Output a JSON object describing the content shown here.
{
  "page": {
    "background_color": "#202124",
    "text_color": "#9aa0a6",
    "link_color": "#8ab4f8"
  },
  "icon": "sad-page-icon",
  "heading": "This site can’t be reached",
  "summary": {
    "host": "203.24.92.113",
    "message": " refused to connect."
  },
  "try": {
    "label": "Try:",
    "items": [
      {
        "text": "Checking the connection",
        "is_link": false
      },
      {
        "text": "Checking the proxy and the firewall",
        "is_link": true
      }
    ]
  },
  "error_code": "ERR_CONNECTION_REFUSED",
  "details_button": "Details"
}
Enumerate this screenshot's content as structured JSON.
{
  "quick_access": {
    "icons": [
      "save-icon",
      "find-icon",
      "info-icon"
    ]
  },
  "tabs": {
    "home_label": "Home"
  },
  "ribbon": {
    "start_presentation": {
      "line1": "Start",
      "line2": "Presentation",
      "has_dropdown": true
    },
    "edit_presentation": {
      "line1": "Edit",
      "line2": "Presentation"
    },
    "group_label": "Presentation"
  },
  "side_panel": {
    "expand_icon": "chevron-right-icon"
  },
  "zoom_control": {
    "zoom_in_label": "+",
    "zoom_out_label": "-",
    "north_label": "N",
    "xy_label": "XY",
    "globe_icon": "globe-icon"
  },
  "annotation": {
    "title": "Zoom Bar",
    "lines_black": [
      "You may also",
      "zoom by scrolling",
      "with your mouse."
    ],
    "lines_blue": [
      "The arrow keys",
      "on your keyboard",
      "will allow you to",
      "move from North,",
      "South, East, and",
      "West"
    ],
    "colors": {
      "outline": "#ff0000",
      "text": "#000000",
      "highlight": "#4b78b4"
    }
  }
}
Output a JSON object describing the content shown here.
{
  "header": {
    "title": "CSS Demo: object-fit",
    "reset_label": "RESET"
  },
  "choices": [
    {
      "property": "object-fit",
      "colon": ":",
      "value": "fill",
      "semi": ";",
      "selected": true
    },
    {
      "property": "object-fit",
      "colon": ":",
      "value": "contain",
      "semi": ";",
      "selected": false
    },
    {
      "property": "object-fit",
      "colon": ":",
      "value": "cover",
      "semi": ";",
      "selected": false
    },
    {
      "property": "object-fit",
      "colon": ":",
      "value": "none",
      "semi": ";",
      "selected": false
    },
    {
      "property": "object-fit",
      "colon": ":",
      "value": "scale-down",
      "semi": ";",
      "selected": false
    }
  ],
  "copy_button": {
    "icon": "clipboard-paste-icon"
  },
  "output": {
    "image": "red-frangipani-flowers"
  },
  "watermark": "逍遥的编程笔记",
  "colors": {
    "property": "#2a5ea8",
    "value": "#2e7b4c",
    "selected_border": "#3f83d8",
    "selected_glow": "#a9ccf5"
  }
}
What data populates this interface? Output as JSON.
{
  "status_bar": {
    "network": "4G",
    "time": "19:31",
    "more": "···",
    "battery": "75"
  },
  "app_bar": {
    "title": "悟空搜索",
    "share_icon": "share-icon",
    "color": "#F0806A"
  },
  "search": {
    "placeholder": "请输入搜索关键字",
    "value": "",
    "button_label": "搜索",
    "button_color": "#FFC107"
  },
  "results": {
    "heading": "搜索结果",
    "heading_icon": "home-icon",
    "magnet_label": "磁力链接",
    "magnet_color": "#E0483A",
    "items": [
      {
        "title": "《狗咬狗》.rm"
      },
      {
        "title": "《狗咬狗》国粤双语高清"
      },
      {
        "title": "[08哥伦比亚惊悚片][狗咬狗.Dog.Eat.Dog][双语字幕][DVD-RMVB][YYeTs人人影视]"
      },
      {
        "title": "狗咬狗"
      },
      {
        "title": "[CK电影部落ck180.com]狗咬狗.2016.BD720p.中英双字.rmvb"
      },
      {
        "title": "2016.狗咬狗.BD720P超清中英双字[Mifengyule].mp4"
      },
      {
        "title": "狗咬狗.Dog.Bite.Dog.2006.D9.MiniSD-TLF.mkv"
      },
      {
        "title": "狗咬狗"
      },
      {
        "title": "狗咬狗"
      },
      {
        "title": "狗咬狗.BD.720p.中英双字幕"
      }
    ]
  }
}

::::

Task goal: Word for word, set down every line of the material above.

Reply to the task:
Output a JSON object describing the content shown here.
{
  "page": {
    "background_color": "#202124",
    "text_color": "#9aa0a6",
    "link_color": "#8ab4f8"
  },
  "icon": "sad-page-icon",
  "heading": "This site can’t be reached",
  "summary": {
    "host": "203.24.92.113",
    "message": " refused to connect."
  },
  "try": {
    "label": "Try:",
    "items": [
      {
        "text": "Checking the connection",
        "is_link": false
      },
      {
        "text": "Checking the proxy and the firewall",
        "is_link": true
      }
    ]
  },
  "error_code": "ERR_CONNECTION_REFUSED",
  "details_button": "Details"
}
Enumerate this screenshot's content as structured JSON.
{
  "quick_access": {
    "icons": [
      "save-icon",
      "find-icon",
      "info-icon"
    ]
  },
  "tabs": {
    "home_label": "Home"
  },
  "ribbon": {
    "start_presentation": {
      "line1": "Start",
      "line2": "Presentation",
      "has_dropdown": true
    },
    "edit_presentation": {
      "line1": "Edit",
      "line2": "Presentation"
    },
    "group_label": "Presentation"
  },
  "side_panel": {
    "expand_icon": "chevron-right-icon"
  },
  "zoom_control": {
    "zoom_in_label": "+",
    "zoom_out_label": "-",
    "north_label": "N",
    "xy_label": "XY",
    "globe_icon": "globe-icon"
  },
  "annotation": {
    "title": "Zoom Bar",
    "lines_black": [
      "You may also",
      "zoom by scrolling",
      "with your mouse."
    ],
    "lines_blue": [
      "The arrow keys",
      "on your keyboard",
      "will allow you to",
      "move from North,",
      "South, East, and",
      "West"
    ],
    "colors": {
      "outline": "#ff0000",
      "text": "#000000",
      "highlight": "#4b78b4"
    }
  }
}
Output a JSON object describing the content shown here.
{
  "header": {
    "title": "CSS Demo: object-fit",
    "reset_label": "RESET"
  },
  "choices": [
    {
      "property": "object-fit",
      "colon": ":",
      "value": "fill",
      "semi": ";",
      "selected": true
    },
    {
      "property": "object-fit",
      "colon": ":",
      "value": "contain",
      "semi": ";",
      "selected": false
    },
    {
      "property": "object-fit",
      "colon": ":",
      "value": "cover",
      "semi": ";",
      "selected": false
    },
    {
      "property": "object-fit",
      "colon": ":",
      "value": "none",
      "semi": ";",
      "selected": false
    },
    {
      "property": "object-fit",
      "colon": ":",
      "value": "scale-down",
      "semi": ";",
      "selected": false
    }
  ],
  "copy_button": {
    "icon": "clipboard-paste-icon"
  },
  "output": {
    "image": "red-frangipani-flowers"
  },
  "watermark": "逍遥的编程笔记",
  "colors": {
    "property": "#2a5ea8",
    "value": "#2e7b4c",
    "selected_border": "#3f83d8",
    "selected_glow": "#a9ccf5"
  }
}
What data populates this interface? Output as JSON.
{
  "status_bar": {
    "network": "4G",
    "time": "19:31",
    "more": "···",
    "battery": "75"
  },
  "app_bar": {
    "title": "悟空搜索",
    "share_icon": "share-icon",
    "color": "#F0806A"
  },
  "search": {
    "placeholder": "请输入搜索关键字",
    "value": "",
    "button_label": "搜索",
    "button_color": "#FFC107"
  },
  "results": {
    "heading": "搜索结果",
    "heading_icon": "home-icon",
    "magnet_label": "磁力链接",
    "magnet_color": "#E0483A",
    "items": [
      {
        "title": "《狗咬狗》.rm"
      },
      {
        "title": "《狗咬狗》国粤双语高清"
      },
      {
        "title": "[08哥伦比亚惊悚片][狗咬狗.Dog.Eat.Dog][双语字幕][DVD-RMVB][YYeTs人人影视]"
      },
      {
        "title": "狗咬狗"
      },
      {
        "title": "[CK电影部落ck180.com]狗咬狗.2016.BD720p.中英双字.rmvb"
      },
      {
        "title": "2016.狗咬狗.BD720P超清中英双字[Mifengyule].mp4"
      },
      {
        "title": "狗咬狗.Dog.Bite.Dog.2006.D9.MiniSD-TLF.mkv"
      },
      {
        "title": "狗咬狗"
      },
      {
        "title": "狗咬狗"
      },
      {
        "title": "狗咬狗.BD.720p.中英双字幕"
      }
    ]
  }
}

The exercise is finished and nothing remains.